Would you please repeat all of the data exactly, omitting the pictures?

────────────────────

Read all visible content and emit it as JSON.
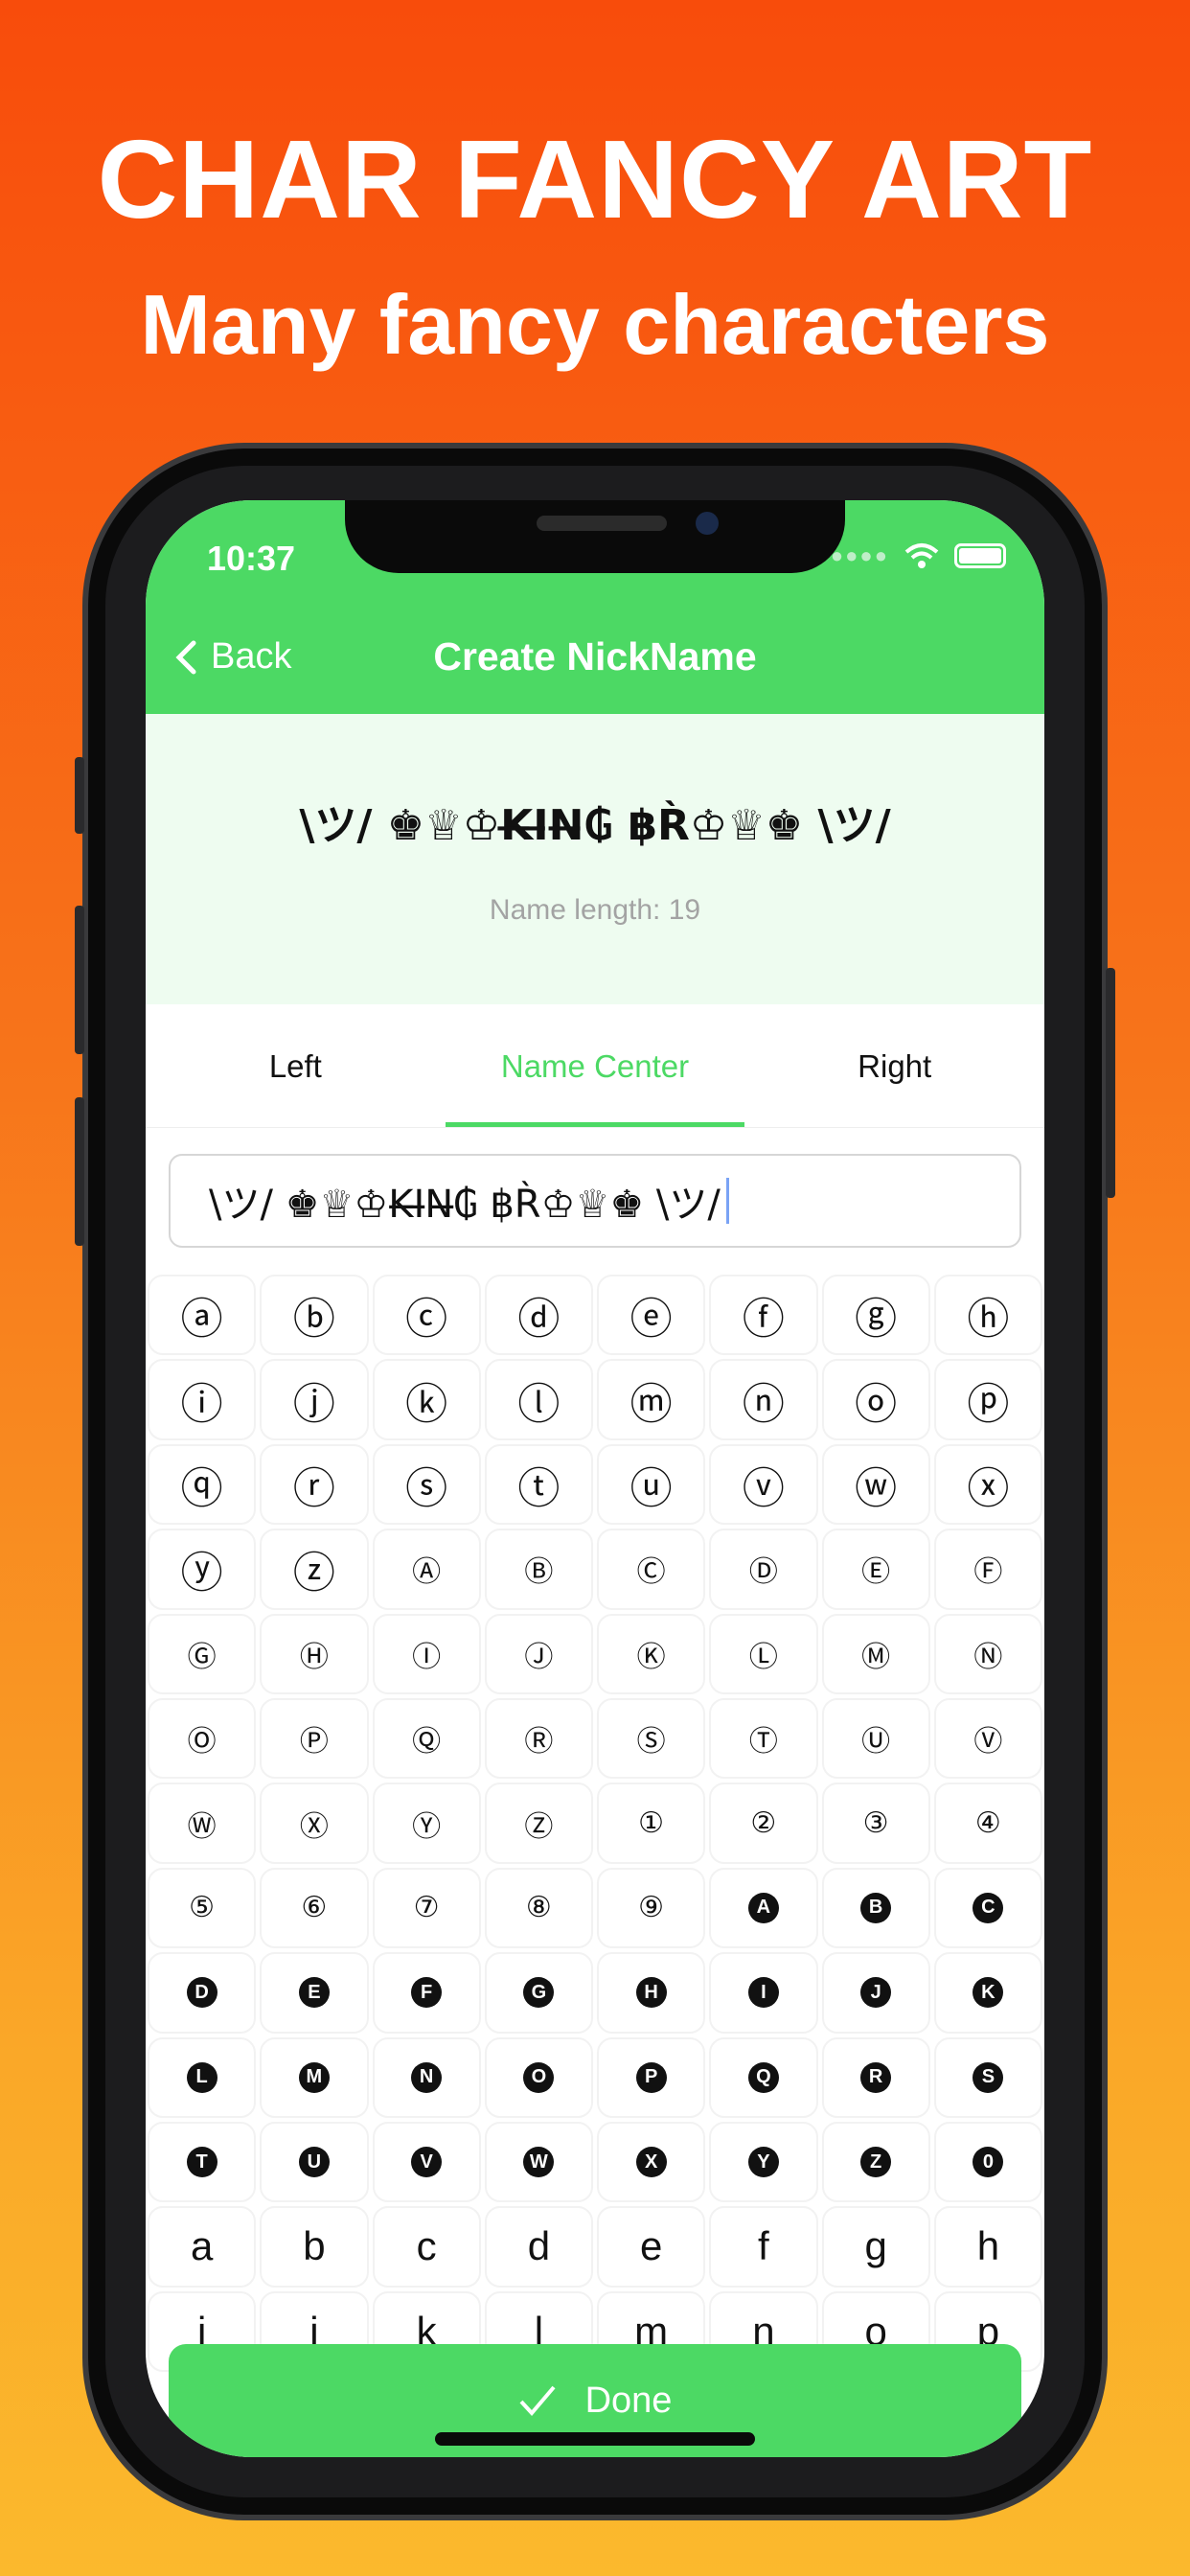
{
  "promo": {
    "title": "CHAR FANCY ART",
    "subtitle": "Many fancy characters"
  },
  "colors": {
    "accent": "#4cd964",
    "preview_bg": "#eefcf0",
    "bg_top": "#f84c0b",
    "bg_bottom": "#fbb92d"
  },
  "status": {
    "time": "10:37",
    "icons": [
      "wifi-icon",
      "battery-icon"
    ]
  },
  "nav": {
    "back_label": "Back",
    "title": "Create NickName",
    "back_icon": "chevron-left-icon"
  },
  "preview": {
    "name": "\\ツ/ ♚♕♔K̶I̶N̶₲ ฿R̀♔♕♚ \\ツ/",
    "length_label": "Name length: 19"
  },
  "tabs": [
    {
      "label": "Left",
      "active": false
    },
    {
      "label": "Name Center",
      "active": true
    },
    {
      "label": "Right",
      "active": false
    }
  ],
  "input": {
    "value": "\\ツ/ ♚♕♔K̶I̶N̶₲ ฿R̀♔♕♚ \\ツ/"
  },
  "grid": {
    "circled_lower": [
      "ⓐ",
      "ⓑ",
      "ⓒ",
      "ⓓ",
      "ⓔ",
      "ⓕ",
      "ⓖ",
      "ⓗ",
      "ⓘ",
      "ⓙ",
      "ⓚ",
      "ⓛ",
      "ⓜ",
      "ⓝ",
      "ⓞ",
      "ⓟ",
      "ⓠ",
      "ⓡ",
      "ⓢ",
      "ⓣ",
      "ⓤ",
      "ⓥ",
      "ⓦ",
      "ⓧ",
      "ⓨ",
      "ⓩ"
    ],
    "circled_upper": [
      "Ⓐ",
      "Ⓑ",
      "Ⓒ",
      "Ⓓ",
      "Ⓔ",
      "Ⓕ",
      "Ⓖ",
      "Ⓗ",
      "Ⓘ",
      "Ⓙ",
      "Ⓚ",
      "Ⓛ",
      "Ⓜ",
      "Ⓝ",
      "Ⓞ",
      "Ⓟ",
      "Ⓠ",
      "Ⓡ",
      "Ⓢ",
      "Ⓣ",
      "Ⓤ",
      "Ⓥ",
      "Ⓦ",
      "Ⓧ",
      "Ⓨ",
      "Ⓩ"
    ],
    "circled_digits": [
      "①",
      "②",
      "③",
      "④",
      "⑤",
      "⑥",
      "⑦",
      "⑧",
      "⑨"
    ],
    "negative_circled": [
      "A",
      "B",
      "C",
      "D",
      "E",
      "F",
      "G",
      "H",
      "I",
      "J",
      "K",
      "L",
      "M",
      "N",
      "O",
      "P",
      "Q",
      "R",
      "S",
      "T",
      "U",
      "V",
      "W",
      "X",
      "Y",
      "Z",
      "0"
    ],
    "plain": [
      "a",
      "b",
      "c",
      "d",
      "e",
      "f",
      "g",
      "h",
      "i",
      "j",
      "k",
      "l",
      "m",
      "n",
      "o",
      "p"
    ]
  },
  "done": {
    "label": "Done",
    "icon": "checkmark-icon"
  }
}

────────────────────

**Output for this task**
Read all visible content and emit it as JSON.
{
  "promo": {
    "title": "CHAR FANCY ART",
    "subtitle": "Many fancy characters"
  },
  "colors": {
    "accent": "#4cd964",
    "preview_bg": "#eefcf0",
    "bg_top": "#f84c0b",
    "bg_bottom": "#fbb92d"
  },
  "status": {
    "time": "10:37",
    "icons": [
      "wifi-icon",
      "battery-icon"
    ]
  },
  "nav": {
    "back_label": "Back",
    "title": "Create NickName",
    "back_icon": "chevron-left-icon"
  },
  "preview": {
    "name": "\\ツ/ ♚♕♔K̶I̶N̶₲ ฿R̀♔♕♚ \\ツ/",
    "length_label": "Name length: 19"
  },
  "tabs": [
    {
      "label": "Left",
      "active": false
    },
    {
      "label": "Name Center",
      "active": true
    },
    {
      "label": "Right",
      "active": false
    }
  ],
  "input": {
    "value": "\\ツ/ ♚♕♔K̶I̶N̶₲ ฿R̀♔♕♚ \\ツ/"
  },
  "grid": {
    "circled_lower": [
      "ⓐ",
      "ⓑ",
      "ⓒ",
      "ⓓ",
      "ⓔ",
      "ⓕ",
      "ⓖ",
      "ⓗ",
      "ⓘ",
      "ⓙ",
      "ⓚ",
      "ⓛ",
      "ⓜ",
      "ⓝ",
      "ⓞ",
      "ⓟ",
      "ⓠ",
      "ⓡ",
      "ⓢ",
      "ⓣ",
      "ⓤ",
      "ⓥ",
      "ⓦ",
      "ⓧ",
      "ⓨ",
      "ⓩ"
    ],
    "circled_upper": [
      "Ⓐ",
      "Ⓑ",
      "Ⓒ",
      "Ⓓ",
      "Ⓔ",
      "Ⓕ",
      "Ⓖ",
      "Ⓗ",
      "Ⓘ",
      "Ⓙ",
      "Ⓚ",
      "Ⓛ",
      "Ⓜ",
      "Ⓝ",
      "Ⓞ",
      "Ⓟ",
      "Ⓠ",
      "Ⓡ",
      "Ⓢ",
      "Ⓣ",
      "Ⓤ",
      "Ⓥ",
      "Ⓦ",
      "Ⓧ",
      "Ⓨ",
      "Ⓩ"
    ],
    "circled_digits": [
      "①",
      "②",
      "③",
      "④",
      "⑤",
      "⑥",
      "⑦",
      "⑧",
      "⑨"
    ],
    "negative_circled": [
      "A",
      "B",
      "C",
      "D",
      "E",
      "F",
      "G",
      "H",
      "I",
      "J",
      "K",
      "L",
      "M",
      "N",
      "O",
      "P",
      "Q",
      "R",
      "S",
      "T",
      "U",
      "V",
      "W",
      "X",
      "Y",
      "Z",
      "0"
    ],
    "plain": [
      "a",
      "b",
      "c",
      "d",
      "e",
      "f",
      "g",
      "h",
      "i",
      "j",
      "k",
      "l",
      "m",
      "n",
      "o",
      "p"
    ]
  },
  "done": {
    "label": "Done",
    "icon": "checkmark-icon"
  }
}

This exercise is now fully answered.